Wellington, New Zealand

Wellington City Council has released a significant amount of useful geospatial information to the public, either free of charge or at very low cost. Mayor Celia Wade-Brown, the Council’s Information and Communication Technology Portfolio Leader, says city residents should “feel free to make use of this goldmine of information.”

The data includes aerial photographs of the city, contour lines, building footprints, and locations of Council facilities (eg swimming pools, libraries, public toilets, walking tracks, parks and reserves).   Some hazard information (eg wind zones for building consent structural requirements, tsunami evacuation zones, and potential flood hazard areas) is also available.

Prior to the recent release of this geospatial information, customers were charged for the data on a cost-recovery basis and were obliged to contact the Council to request it. However Mayor Wade-Brown says the Council recognises the economic and social benefits of making this information available on the internet. “Whether it’s a government organisation, community group, businesses or individuals using it – this information aids decision-making and it will allow many projects or initiatives to be completed more quickly, cheaply and effectively.”

There is also scope for technological innovation – because the geospatial data is made available under a creative commons licence, businesses/ IT developers are now free to build web-based or smartphone applications using it.

Mayor Wade-Brown says a recent study revealed that innovative use of geospatial information added over $1 billion to the NZ economy in 2008. She said, “The Government is encouraging the public sector to make geospatial information more accessible, and Wellington City Council is among the first local authorities to begin releasing this data in such an unrestricted way.  This initiative fits perfectly with my aim for Wellington to become an international technological centre of excellence -and it’s one more reason why ultra-fast broadband access is essential to Wellington’s knowledge economy.”

The Council is selective about what information has been released.
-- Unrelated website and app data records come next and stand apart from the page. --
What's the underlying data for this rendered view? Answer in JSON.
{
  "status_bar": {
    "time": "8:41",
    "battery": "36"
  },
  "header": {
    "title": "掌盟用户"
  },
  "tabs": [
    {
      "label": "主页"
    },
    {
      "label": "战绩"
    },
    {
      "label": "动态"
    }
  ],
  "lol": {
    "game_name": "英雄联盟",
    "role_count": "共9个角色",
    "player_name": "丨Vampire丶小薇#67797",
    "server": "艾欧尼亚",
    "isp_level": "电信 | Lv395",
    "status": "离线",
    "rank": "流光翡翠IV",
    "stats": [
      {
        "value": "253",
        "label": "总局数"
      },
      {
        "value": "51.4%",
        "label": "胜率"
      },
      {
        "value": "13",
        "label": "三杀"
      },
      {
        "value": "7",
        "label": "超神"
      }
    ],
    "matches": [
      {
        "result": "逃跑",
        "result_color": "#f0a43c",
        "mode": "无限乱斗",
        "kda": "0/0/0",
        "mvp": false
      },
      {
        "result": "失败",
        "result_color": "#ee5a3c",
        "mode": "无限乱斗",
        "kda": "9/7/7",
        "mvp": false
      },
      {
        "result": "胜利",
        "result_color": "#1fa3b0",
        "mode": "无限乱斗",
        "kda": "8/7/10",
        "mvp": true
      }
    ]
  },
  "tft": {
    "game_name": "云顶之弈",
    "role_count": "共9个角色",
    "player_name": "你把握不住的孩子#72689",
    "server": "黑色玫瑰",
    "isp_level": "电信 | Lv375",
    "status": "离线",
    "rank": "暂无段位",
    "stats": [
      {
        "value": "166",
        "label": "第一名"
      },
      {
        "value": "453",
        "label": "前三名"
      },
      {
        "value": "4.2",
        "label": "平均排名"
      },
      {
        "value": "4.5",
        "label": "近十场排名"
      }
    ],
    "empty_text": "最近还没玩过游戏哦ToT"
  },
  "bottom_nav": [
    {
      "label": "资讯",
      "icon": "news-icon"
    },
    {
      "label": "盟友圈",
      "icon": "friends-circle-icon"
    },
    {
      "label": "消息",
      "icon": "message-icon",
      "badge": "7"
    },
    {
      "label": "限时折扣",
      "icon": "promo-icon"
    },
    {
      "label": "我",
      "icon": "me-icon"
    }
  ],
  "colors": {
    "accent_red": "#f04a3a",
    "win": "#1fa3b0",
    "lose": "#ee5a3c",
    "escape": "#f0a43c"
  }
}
Incomplete datasets or information subject to licensing restrictions is not included.

Source: Wellington.govt.nz